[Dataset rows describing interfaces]
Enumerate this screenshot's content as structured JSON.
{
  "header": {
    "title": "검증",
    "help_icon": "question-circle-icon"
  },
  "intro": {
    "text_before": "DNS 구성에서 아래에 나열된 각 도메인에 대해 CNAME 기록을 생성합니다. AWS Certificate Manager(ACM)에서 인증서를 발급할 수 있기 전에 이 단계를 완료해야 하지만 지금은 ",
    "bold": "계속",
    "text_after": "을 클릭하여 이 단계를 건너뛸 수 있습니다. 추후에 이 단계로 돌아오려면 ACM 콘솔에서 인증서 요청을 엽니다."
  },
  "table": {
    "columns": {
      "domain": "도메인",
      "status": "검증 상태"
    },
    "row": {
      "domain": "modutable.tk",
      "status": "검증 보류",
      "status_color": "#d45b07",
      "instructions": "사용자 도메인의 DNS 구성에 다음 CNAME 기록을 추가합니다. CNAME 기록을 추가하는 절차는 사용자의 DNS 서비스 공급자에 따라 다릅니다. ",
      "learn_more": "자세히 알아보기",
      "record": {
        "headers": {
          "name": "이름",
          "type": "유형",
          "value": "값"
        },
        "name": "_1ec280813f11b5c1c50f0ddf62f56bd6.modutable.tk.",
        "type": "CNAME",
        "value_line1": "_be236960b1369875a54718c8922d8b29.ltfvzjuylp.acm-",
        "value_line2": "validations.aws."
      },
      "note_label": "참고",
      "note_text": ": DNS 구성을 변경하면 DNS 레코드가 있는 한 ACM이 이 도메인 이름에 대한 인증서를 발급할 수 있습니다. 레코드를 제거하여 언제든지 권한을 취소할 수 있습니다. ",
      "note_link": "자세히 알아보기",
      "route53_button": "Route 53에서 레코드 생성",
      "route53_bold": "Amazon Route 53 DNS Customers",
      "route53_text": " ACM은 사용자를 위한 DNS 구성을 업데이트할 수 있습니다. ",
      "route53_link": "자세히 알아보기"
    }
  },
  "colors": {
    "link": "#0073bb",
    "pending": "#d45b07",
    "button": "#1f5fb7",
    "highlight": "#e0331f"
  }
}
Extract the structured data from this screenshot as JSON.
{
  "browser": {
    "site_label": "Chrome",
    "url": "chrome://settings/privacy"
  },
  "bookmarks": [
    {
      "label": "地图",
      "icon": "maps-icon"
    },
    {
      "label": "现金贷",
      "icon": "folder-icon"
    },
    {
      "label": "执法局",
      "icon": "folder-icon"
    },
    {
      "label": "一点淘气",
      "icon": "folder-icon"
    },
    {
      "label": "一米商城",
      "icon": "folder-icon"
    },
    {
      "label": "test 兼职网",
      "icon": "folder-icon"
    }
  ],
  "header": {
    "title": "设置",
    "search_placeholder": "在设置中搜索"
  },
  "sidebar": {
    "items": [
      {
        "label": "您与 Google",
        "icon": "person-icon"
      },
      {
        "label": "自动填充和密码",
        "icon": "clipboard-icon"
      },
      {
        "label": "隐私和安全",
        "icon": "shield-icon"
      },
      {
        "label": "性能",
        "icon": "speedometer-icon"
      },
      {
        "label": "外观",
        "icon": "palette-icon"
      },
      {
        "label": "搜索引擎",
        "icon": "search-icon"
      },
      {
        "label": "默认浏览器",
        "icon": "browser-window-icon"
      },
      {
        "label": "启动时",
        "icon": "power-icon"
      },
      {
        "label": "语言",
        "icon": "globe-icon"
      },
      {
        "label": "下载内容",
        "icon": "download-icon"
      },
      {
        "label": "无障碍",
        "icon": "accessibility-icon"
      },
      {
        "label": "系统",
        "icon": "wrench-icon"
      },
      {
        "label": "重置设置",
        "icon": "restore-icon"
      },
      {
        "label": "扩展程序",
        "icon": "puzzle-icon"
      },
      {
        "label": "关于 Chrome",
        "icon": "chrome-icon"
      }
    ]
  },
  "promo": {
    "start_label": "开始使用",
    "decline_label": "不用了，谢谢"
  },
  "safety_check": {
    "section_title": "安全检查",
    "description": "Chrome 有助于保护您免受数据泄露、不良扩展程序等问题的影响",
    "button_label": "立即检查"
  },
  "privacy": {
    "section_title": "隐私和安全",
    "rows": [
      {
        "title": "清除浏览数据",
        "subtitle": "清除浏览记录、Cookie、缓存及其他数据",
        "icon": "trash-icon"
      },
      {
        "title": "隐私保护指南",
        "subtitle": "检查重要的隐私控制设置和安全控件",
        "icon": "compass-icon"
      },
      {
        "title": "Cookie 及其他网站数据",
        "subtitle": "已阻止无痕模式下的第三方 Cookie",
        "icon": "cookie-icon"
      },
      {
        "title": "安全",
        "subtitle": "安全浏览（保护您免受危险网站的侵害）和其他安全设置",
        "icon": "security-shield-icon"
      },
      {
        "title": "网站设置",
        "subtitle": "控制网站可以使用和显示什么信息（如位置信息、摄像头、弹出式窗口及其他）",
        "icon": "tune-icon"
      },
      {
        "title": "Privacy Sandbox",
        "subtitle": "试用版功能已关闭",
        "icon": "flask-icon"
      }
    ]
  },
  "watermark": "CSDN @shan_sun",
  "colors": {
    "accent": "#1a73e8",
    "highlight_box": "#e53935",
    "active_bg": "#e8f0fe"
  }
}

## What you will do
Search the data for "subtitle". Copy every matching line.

## Solution
        "subtitle": "清除浏览记录、Cookie、缓存及其他数据",
        "subtitle": "检查重要的隐私控制设置和安全控件",
        "subtitle": "已阻止无痕模式下的第三方 Cookie",
        "subtitle": "安全浏览（保护您免受危险网站的侵害）和其他安全设置",
        "subtitle": "控制网站可以使用和显示什么信息（如位置信息、摄像头、弹出式窗口及其他）",
        "subtitle": "试用版功能已关闭",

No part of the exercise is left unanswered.